Volume 5, Number 2 March/April 1997
ASA SCIENTISTS ARE DEVELOPING a variety of airborne and spaceborne remote-sensing tools to study potentially dangerous volcanoes. These scientists have created computer visualization products, such as three-dimensional flyover video animation clips, that help study volcanic changes.
Using information collected with Spaceborne Imaging Radar-C/X-band Synthetic Aperture Radar (SIR-C/X-SAR), Airborne Synthetic Aperture Radar (AIRSAR), the Airborne Emission Spectrometer (AES), the Thermal Infrared Multispectral Scanner (TIMS), the airborne Laser Altimeter Facility and the Shuttle Laser Altimeter, the scientists are able to map the changes. Six domestic volcanoes are being studied: Mount St. Helens and Mount Rainier in Washington, Mount Shasta and Lassen Peak in California and Kilauea and Mauna Loa in Hawaii.
|NASA scientists are developing remote-sensing tools that can map the changes in potentially dangerous volcanoes. A NASA imaging system aboard a DC-8 aircraft obtained this 3-D image of the eruption of the volcanic island of Manam, New Guinea.|
Dr. Jeffrey Plaut, a scientist at NASA's Jet Propulsion Laboratory (JPL), said, "Imaging radar is a particularly useful tool for studying volcanoes because the radar is able to see through the weather and volcanic clouds. It's a good tool for mapping new volcanic deposits because of the radar's sensitivity to texture such as ash and different types of lava flows."

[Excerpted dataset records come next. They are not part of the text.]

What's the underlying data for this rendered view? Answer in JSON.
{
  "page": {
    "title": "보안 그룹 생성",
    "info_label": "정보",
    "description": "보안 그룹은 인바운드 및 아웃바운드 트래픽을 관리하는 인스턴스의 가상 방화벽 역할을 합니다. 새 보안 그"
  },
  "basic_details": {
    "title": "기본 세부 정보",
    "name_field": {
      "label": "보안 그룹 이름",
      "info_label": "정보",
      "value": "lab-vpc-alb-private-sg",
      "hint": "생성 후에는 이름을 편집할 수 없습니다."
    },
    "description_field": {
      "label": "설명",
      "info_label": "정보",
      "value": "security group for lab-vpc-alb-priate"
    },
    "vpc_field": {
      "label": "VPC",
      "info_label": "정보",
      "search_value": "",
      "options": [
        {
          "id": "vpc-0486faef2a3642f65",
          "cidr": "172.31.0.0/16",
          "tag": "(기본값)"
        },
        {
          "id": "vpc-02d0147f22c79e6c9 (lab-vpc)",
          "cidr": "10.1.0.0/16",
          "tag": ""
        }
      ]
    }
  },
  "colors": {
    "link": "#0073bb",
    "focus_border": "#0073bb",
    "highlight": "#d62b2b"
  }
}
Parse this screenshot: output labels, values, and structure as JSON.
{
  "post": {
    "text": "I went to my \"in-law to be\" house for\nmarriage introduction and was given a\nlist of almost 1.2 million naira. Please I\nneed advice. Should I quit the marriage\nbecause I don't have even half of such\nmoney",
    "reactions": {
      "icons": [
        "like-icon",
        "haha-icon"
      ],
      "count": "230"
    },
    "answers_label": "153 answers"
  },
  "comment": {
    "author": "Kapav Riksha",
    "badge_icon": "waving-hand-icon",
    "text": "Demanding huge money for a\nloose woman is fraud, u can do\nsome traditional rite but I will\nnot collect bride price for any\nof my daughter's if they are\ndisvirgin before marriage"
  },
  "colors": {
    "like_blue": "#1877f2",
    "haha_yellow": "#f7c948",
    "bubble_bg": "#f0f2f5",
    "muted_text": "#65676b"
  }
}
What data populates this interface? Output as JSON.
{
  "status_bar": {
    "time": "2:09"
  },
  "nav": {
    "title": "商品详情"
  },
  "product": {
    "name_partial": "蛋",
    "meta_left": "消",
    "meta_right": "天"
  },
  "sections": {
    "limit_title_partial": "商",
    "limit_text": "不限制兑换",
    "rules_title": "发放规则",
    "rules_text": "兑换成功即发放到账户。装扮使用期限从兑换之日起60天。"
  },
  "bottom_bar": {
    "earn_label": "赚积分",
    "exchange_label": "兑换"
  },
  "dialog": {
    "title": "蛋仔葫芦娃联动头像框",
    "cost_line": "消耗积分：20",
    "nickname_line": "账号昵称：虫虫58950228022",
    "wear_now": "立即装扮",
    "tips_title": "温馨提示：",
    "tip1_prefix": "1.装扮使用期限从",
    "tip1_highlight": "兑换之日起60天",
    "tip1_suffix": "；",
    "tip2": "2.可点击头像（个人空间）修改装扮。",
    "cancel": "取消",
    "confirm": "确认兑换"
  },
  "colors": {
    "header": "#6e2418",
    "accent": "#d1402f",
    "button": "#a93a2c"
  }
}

Dr. James Garvin of NASA's Goddard Space Flight Center said, "By combining the radar data with information from scanning laser altimeters, we are now tracking changes at the summits of Mount St. Helens and Mount Rainier that will document the impact of erosion, climate and other factors on the topography and stability of large volcanoes."
In recent months, AIRSAR, AES and TIMS were aboard a NASA DC-8 that captured images of the New Guinea Manam volcano within hours of an eruption. "The airborne instruments help us map the topography from safe distance," said Ellen O'Leary, AIRSAR science coordinator at JPL.
JPL's Digital Image Animation Laboratory (DIAL) turns the scientific data into three-dimensional video animation and other images. DIAL is best known for visualizations of planetary data sets of Venus and Mars.
AIRSAR uses three radar wavelengths and can collect data in both vertical and horizontal polarization. AIRSAR can collect three-dimensional topographical data in its TOPSAR mode to create digital elevation models. TIMS collects image data in the thermal infrared portion of the spectrum and operates at six channels between 8 and 12 micrometers.
For more information, contact Dr. Jeffrey Plaut at Jet Propulsion Laboratory.
Call 818/393-3799,Fax 818/354-0966, E-mail: firstname.lastname@example.org
Or contact Dr.Vincent Realmuto at Jet Propulsion Laboratory.
Call 818/354-1824,Fax 818/393-6962, E-mail: email@example.com
Please mention you read about it in Innovation.